Web page and app entries:
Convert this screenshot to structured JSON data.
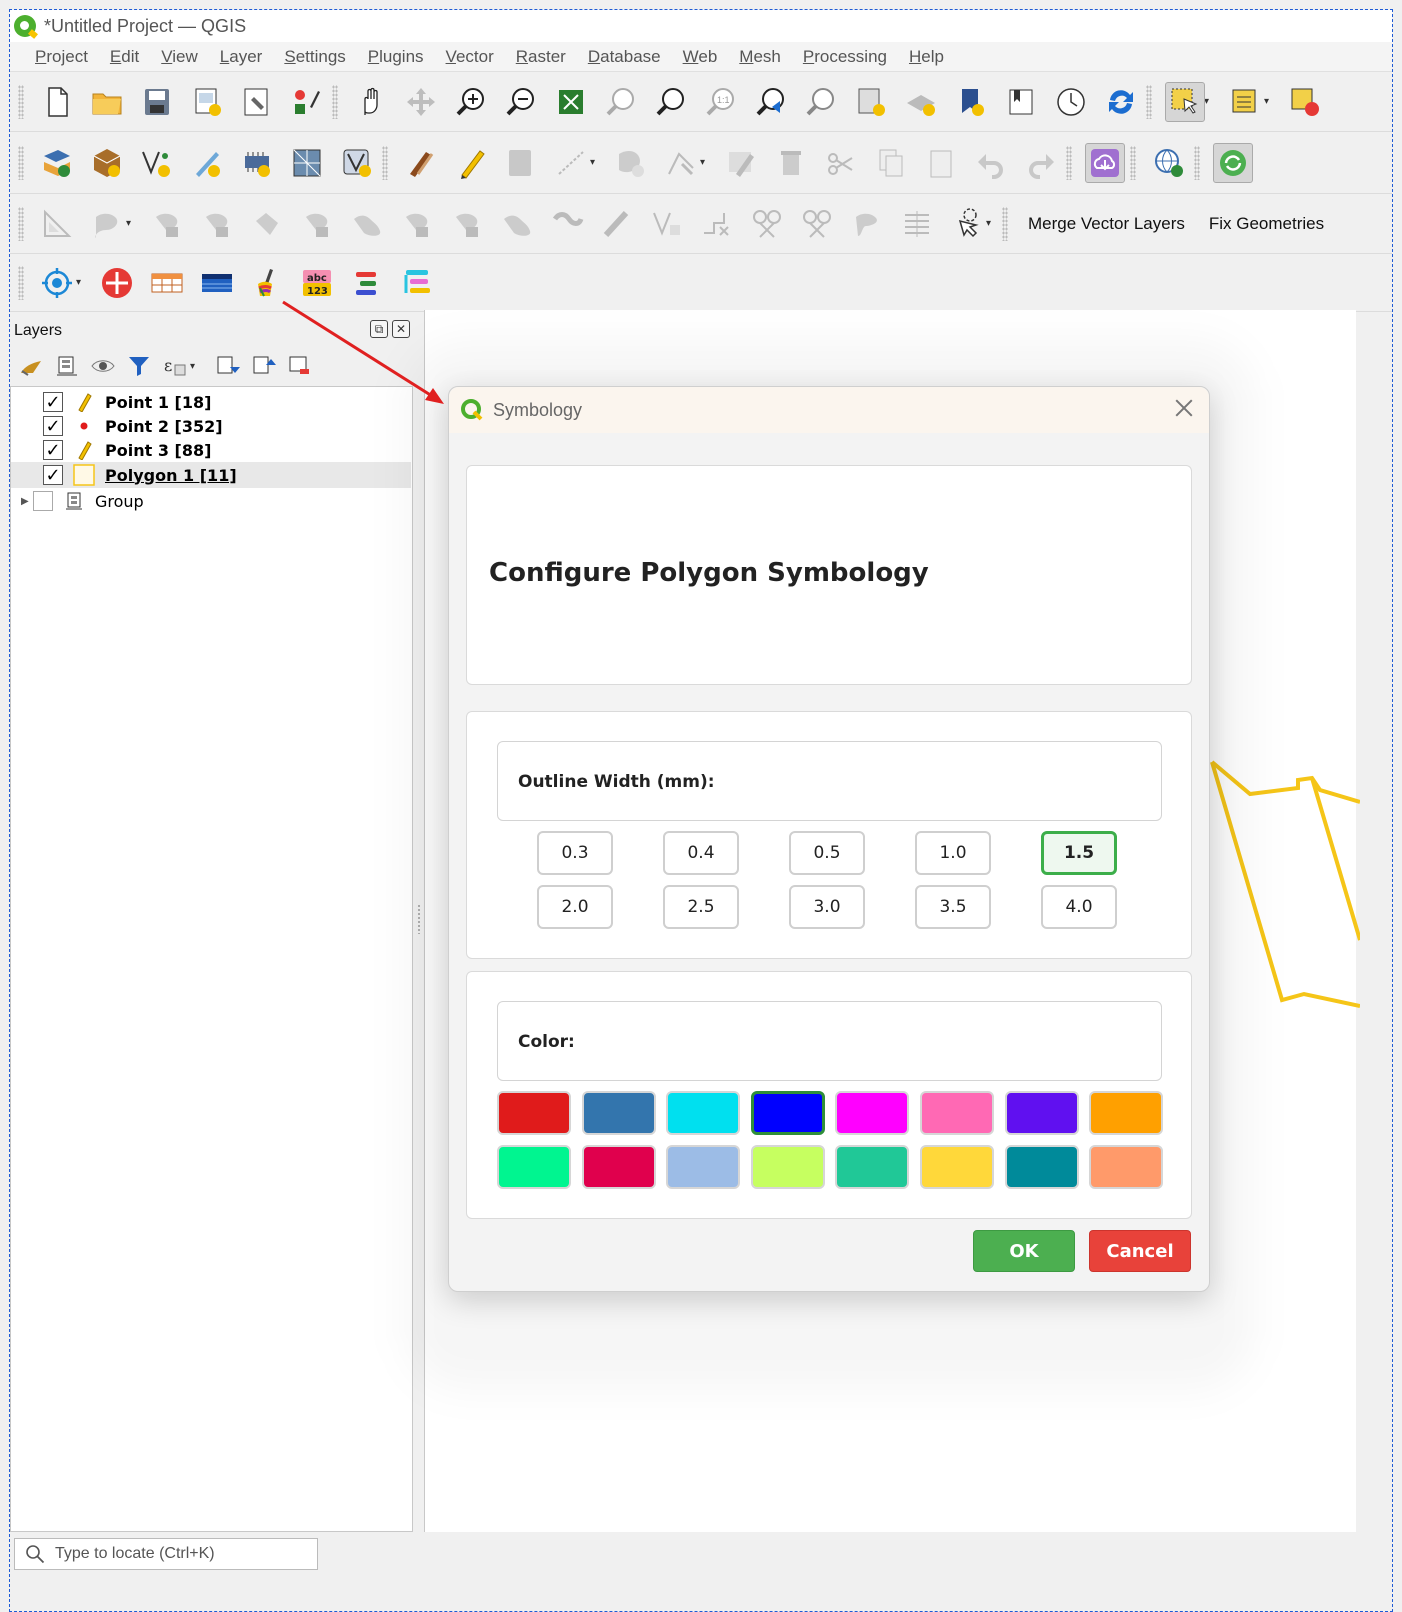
{
  "window": {
    "title": "*Untitled Project — QGIS"
  },
  "menubar": {
    "items": [
      "Project",
      "Edit",
      "View",
      "Layer",
      "Settings",
      "Plugins",
      "Vector",
      "Raster",
      "Database",
      "Web",
      "Mesh",
      "Processing",
      "Help"
    ]
  },
  "toolbar3": {
    "merge_label": "Merge Vector Layers",
    "fix_label": "Fix Geometries"
  },
  "layers_panel": {
    "title": "Layers",
    "layers": [
      {
        "label": "Point 1 [18]",
        "checked": true
      },
      {
        "label": "Point 2 [352]",
        "checked": true
      },
      {
        "label": "Point 3 [88]",
        "checked": true
      },
      {
        "label": "Polygon 1 [11]",
        "checked": true,
        "selected": true
      },
      {
        "label": "Group",
        "checked": false,
        "group": true
      }
    ]
  },
  "statusbar": {
    "locator_placeholder": "Type to locate (Ctrl+K)"
  },
  "dialog": {
    "title": "Symbology",
    "heading": "Configure Polygon Symbology",
    "width_label": "Outline Width (mm):",
    "width_options": [
      "0.3",
      "0.4",
      "0.5",
      "1.0",
      "1.5",
      "2.0",
      "2.5",
      "3.0",
      "3.5",
      "4.0"
    ],
    "width_selected": "1.5",
    "color_label": "Color:",
    "colors": [
      "#e01b1b",
      "#3375ad",
      "#00e0ef",
      "#0000ff",
      "#ff00ff",
      "#ff69b4",
      "#6010f0",
      "#ffa000",
      "#00f590",
      "#e0004d",
      "#9cbce6",
      "#c6ff60",
      "#20c897",
      "#ffd83a",
      "#008a9a",
      "#ff9a6a"
    ],
    "color_selected_index": 3,
    "ok_label": "OK",
    "cancel_label": "Cancel"
  },
  "accent_colors": {
    "ok": "#4caf50",
    "cancel": "#e8423a",
    "selected": "#3cae4a",
    "polygon_outline": "#f5c518",
    "arrow": "#e02020"
  }
}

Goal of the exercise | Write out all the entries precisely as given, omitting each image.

Answer to this exercise |
Convert this screenshot to structured JSON data.
{
  "window": {
    "title": "*Untitled Project — QGIS"
  },
  "menubar": {
    "items": [
      "Project",
      "Edit",
      "View",
      "Layer",
      "Settings",
      "Plugins",
      "Vector",
      "Raster",
      "Database",
      "Web",
      "Mesh",
      "Processing",
      "Help"
    ]
  },
  "toolbar3": {
    "merge_label": "Merge Vector Layers",
    "fix_label": "Fix Geometries"
  },
  "layers_panel": {
    "title": "Layers",
    "layers": [
      {
        "label": "Point 1 [18]",
        "checked": true
      },
      {
        "label": "Point 2 [352]",
        "checked": true
      },
      {
        "label": "Point 3 [88]",
        "checked": true
      },
      {
        "label": "Polygon 1 [11]",
        "checked": true,
        "selected": true
      },
      {
        "label": "Group",
        "checked": false,
        "group": true
      }
    ]
  },
  "statusbar": {
    "locator_placeholder": "Type to locate (Ctrl+K)"
  },
  "dialog": {
    "title": "Symbology",
    "heading": "Configure Polygon Symbology",
    "width_label": "Outline Width (mm):",
    "width_options": [
      "0.3",
      "0.4",
      "0.5",
      "1.0",
      "1.5",
      "2.0",
      "2.5",
      "3.0",
      "3.5",
      "4.0"
    ],
    "width_selected": "1.5",
    "color_label": "Color:",
    "colors": [
      "#e01b1b",
      "#3375ad",
      "#00e0ef",
      "#0000ff",
      "#ff00ff",
      "#ff69b4",
      "#6010f0",
      "#ffa000",
      "#00f590",
      "#e0004d",
      "#9cbce6",
      "#c6ff60",
      "#20c897",
      "#ffd83a",
      "#008a9a",
      "#ff9a6a"
    ],
    "color_selected_index": 3,
    "ok_label": "OK",
    "cancel_label": "Cancel"
  },
  "accent_colors": {
    "ok": "#4caf50",
    "cancel": "#e8423a",
    "selected": "#3cae4a",
    "polygon_outline": "#f5c518",
    "arrow": "#e02020"
  }
}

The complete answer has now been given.